Wednesday, March 27, 2019
As I have been arguing for years, the Gig Economy is not the exception, it is "the plan." From the just-released, very useful National Employment Law Project report:
Ride-hailing giant Uber and aspiring “Uber of home services” Handy, along with other tech-companies-cum-service-providers, have been conspiring with powerful corporate allies and lobbyists on a far-reaching, multi-million-dollar influence campaign to rewrite worker classification standards for their own benefit— and to workers’ detriment. Their goal: to pass policies that lock so-called “gig” workers who find jobs via online platforms into independent contractor status, stripping them of the basic labor rights and protections afforded to employees and allowing the companies to evade payroll taxes and worker lawsuits. This report sketches the policy campaign, the cast of characters involved, when and where they have mounted efforts, what might be driving them, and the tactics they are using to advance their cause.

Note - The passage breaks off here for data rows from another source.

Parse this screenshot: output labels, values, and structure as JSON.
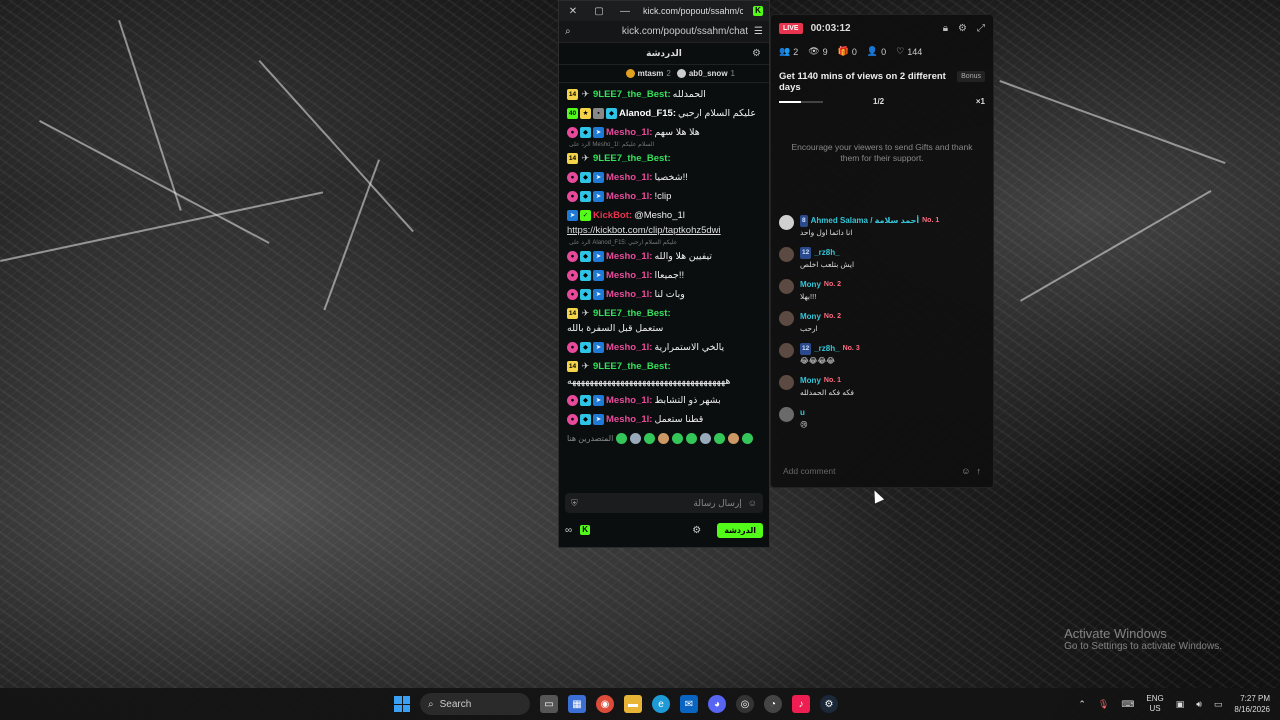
{
  "browser": {
    "close_glyph": "✕",
    "restore_glyph": "▢",
    "minimize_glyph": "—",
    "title": "kick.com/popout/ssahm/ch...",
    "url": "kick.com/popout/ssahm/chat"
  },
  "chat": {
    "header_title": "الدردشة",
    "pinned": [
      {
        "name": "mtasm",
        "count": "2",
        "color": "#e0a020"
      },
      {
        "name": "ab0_snow",
        "count": "1",
        "color": "#cccccc"
      }
    ],
    "messages": [
      {
        "badges": [
          "14",
          "plane"
        ],
        "user": "9LEE7_the_Best:",
        "user_color": "#35e05a",
        "text": "الحمدلله"
      },
      {
        "badges": [
          "40",
          "trophy",
          "gray",
          "cyan"
        ],
        "user": "Alanod_F15:",
        "user_color": "#ffffff",
        "text": "عليكم السلام ارحبي"
      },
      {
        "badges": [
          "pink",
          "cyan",
          "blue"
        ],
        "user": "Mesho_1l:",
        "user_color": "#e84a9b",
        "text": "هلا هلا سهم"
      },
      {
        "reply": "الرد على Mesho_1l: السلام عليكم",
        "badges": [
          "14",
          "plane"
        ],
        "user": "9LEE7_the_Best:",
        "user_color": "#35e05a",
        "text": ""
      },
      {
        "badges": [
          "pink",
          "cyan",
          "blue"
        ],
        "user": "Mesho_1l:",
        "user_color": "#e84a9b",
        "text": "شخصيا!!"
      },
      {
        "badges": [
          "pink",
          "cyan",
          "blue"
        ],
        "user": "Mesho_1l:",
        "user_color": "#e84a9b",
        "text": "!clip"
      },
      {
        "badges": [
          "blue",
          "check"
        ],
        "user": "KickBot:",
        "user_color": "#e8344e",
        "text": "@Mesho_1l",
        "link": "https://kickbot.com/clip/taptkohz5dwi"
      },
      {
        "reply": "الرد على Alanod_F15: عليكم السلام ارحبي",
        "badges": [
          "pink",
          "cyan",
          "blue"
        ],
        "user": "Mesho_1l:",
        "user_color": "#e84a9b",
        "text": "تيفيين هلا والله"
      },
      {
        "badges": [
          "pink",
          "cyan",
          "blue"
        ],
        "user": "Mesho_1l:",
        "user_color": "#e84a9b",
        "text": "جميعاا!!"
      },
      {
        "badges": [
          "pink",
          "cyan",
          "blue"
        ],
        "user": "Mesho_1l:",
        "user_color": "#e84a9b",
        "text": "وبات لنا"
      },
      {
        "badges": [
          "14",
          "plane"
        ],
        "user": "9LEE7_the_Best:",
        "user_color": "#35e05a",
        "text": "ستعمل قبل السفرة بالله"
      },
      {
        "badges": [
          "pink",
          "cyan",
          "blue"
        ],
        "user": "Mesho_1l:",
        "user_color": "#e84a9b",
        "text": "يالخي الاستمرارية"
      },
      {
        "badges": [
          "14",
          "plane"
        ],
        "user": "9LEE7_the_Best:",
        "user_color": "#35e05a",
        "text": "ههههههههههههههههههههههههههههههههههههه"
      },
      {
        "badges": [
          "pink",
          "cyan",
          "blue"
        ],
        "user": "Mesho_1l:",
        "user_color": "#e84a9b",
        "text": "بشهر ذو التشابط"
      },
      {
        "badges": [
          "pink",
          "cyan",
          "blue"
        ],
        "user": "Mesho_1l:",
        "user_color": "#e84a9b",
        "text": "قطنا ستعمل"
      }
    ],
    "emote_label": "المتصدرين هنا",
    "send_placeholder": "إرسال رسالة",
    "chat_button": "الدردشة"
  },
  "live": {
    "badge": "LIVE",
    "timer": "00:03:12",
    "stats": [
      {
        "icon": "people-icon",
        "glyph": "👥",
        "value": "2"
      },
      {
        "icon": "eye-icon",
        "glyph": "👁",
        "value": "9"
      },
      {
        "icon": "gift-icon",
        "glyph": "🎁",
        "value": "0"
      },
      {
        "icon": "follow-icon",
        "glyph": "👤",
        "value": "0"
      },
      {
        "icon": "heart-icon",
        "glyph": "♡",
        "value": "144"
      }
    ],
    "goal_title": "Get 1140 mins of views on 2 different days",
    "bonus": "Bonus",
    "progress_label": "1/2",
    "progress_fraction": 0.5,
    "multiplier": "×1",
    "encourage": "Encourage your viewers to send Gifts and thank them for their support.",
    "feed": [
      {
        "level": "8",
        "name": "Ahmed Salama / أحمد سلامة",
        "rank": "No. 1",
        "text": "انا دائما اول واحد"
      },
      {
        "level": "12",
        "name": "_rz8h_",
        "rank": "",
        "text": "ايش بتلعب اخلص"
      },
      {
        "level": "",
        "name": "Mony",
        "rank": "No. 2",
        "text": "بهلا!!!"
      },
      {
        "level": "",
        "name": "Mony",
        "rank": "No. 2",
        "text": "ارحب"
      },
      {
        "level": "12",
        "name": "_rz8h_",
        "rank": "No. 3",
        "text": "😂😂😂😂"
      },
      {
        "level": "",
        "name": "Mony",
        "rank": "No. 1",
        "text": "فكه فكه الحمدلله"
      },
      {
        "level": "",
        "name": "u",
        "rank": "",
        "text": "😢"
      }
    ],
    "comment_placeholder": "Add comment"
  },
  "watermark": {
    "line1": "Activate Windows",
    "line2": "Go to Settings to activate Windows."
  },
  "taskbar": {
    "search_placeholder": "Search",
    "lang": "ENG",
    "region": "US",
    "time": "7:27 PM",
    "date": "8/16/2026"
  }
}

It concludes with some examples of successful resistance to these efforts, from which lessons can be drawn for the fights to come.
The report has very useful timelines and charts showing the steady advance of the Uber/Handy Inc. model. A number of folks argue the recent statistics show the Gig/independent contractor economy is not as large as I think it is (by actually talking to my working class family and friends on the ground). We will see, but I think we are just getting started. In a key part of the report the "nothing to see here" argument is addressed as follows:

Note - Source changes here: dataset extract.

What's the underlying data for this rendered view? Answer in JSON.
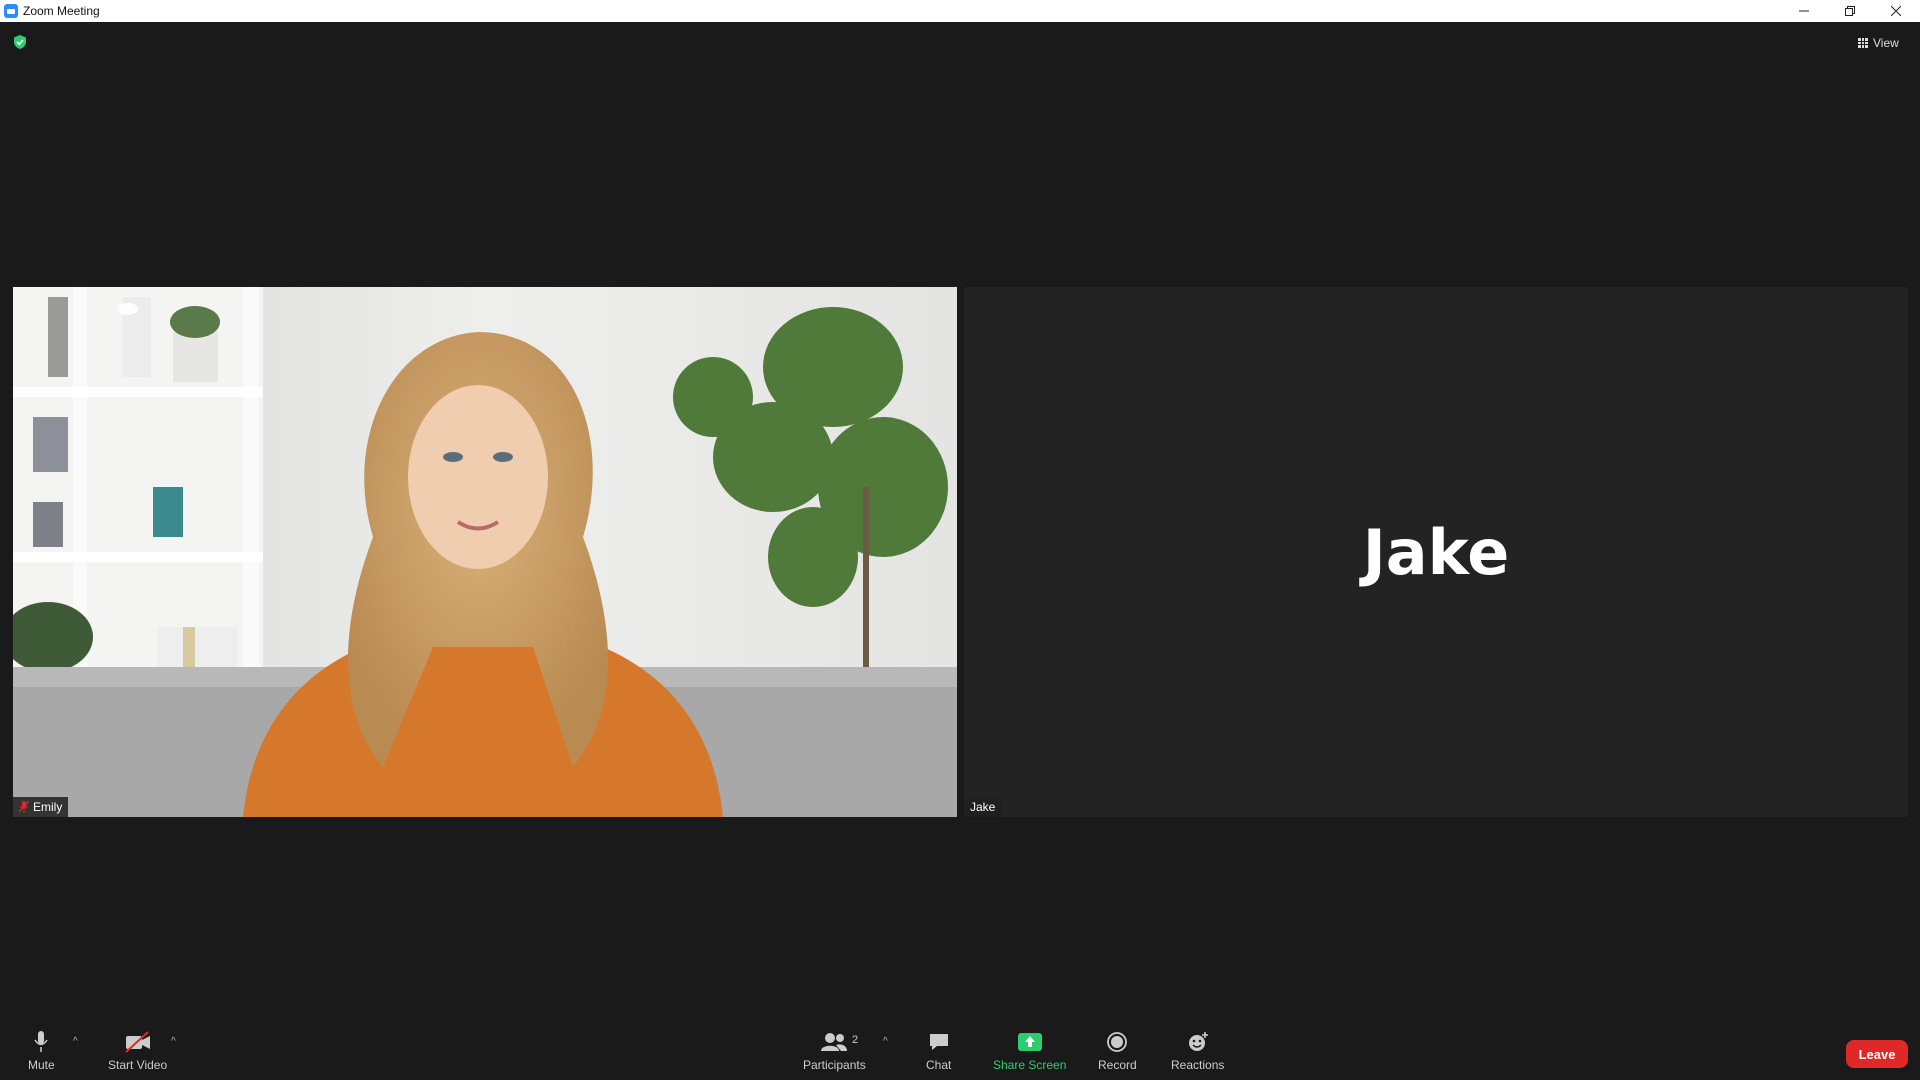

According to the latest estimates, gig workers comprise only a small share—about one percent—of the U.S. workforce. In many cities, that share is likely larger—a recent analysis found that if Uber classified its drivers as employees, it would be the single largest private-sector employer in New York City.
Many gig workers, who are disproportionately black and Latino, work in occupations that have long been plagued by industry efforts to erode labor standards—in the form of misclassification and legal carve-outs. In parts of the economy such as the taxi industry and the domestic work sector, the impact of the encroaching gig model reverberates far beyond those engaged by these companies, applying downward pressure on job quality for a much larger set of workers. And gig companies have been joined by more traditional companies to push polices designed to scale up their model across the U.S. economy. Tech-mediated gig work is the latest iteration of a 50year-old pattern of workplace fissuring.
Michael C. Duff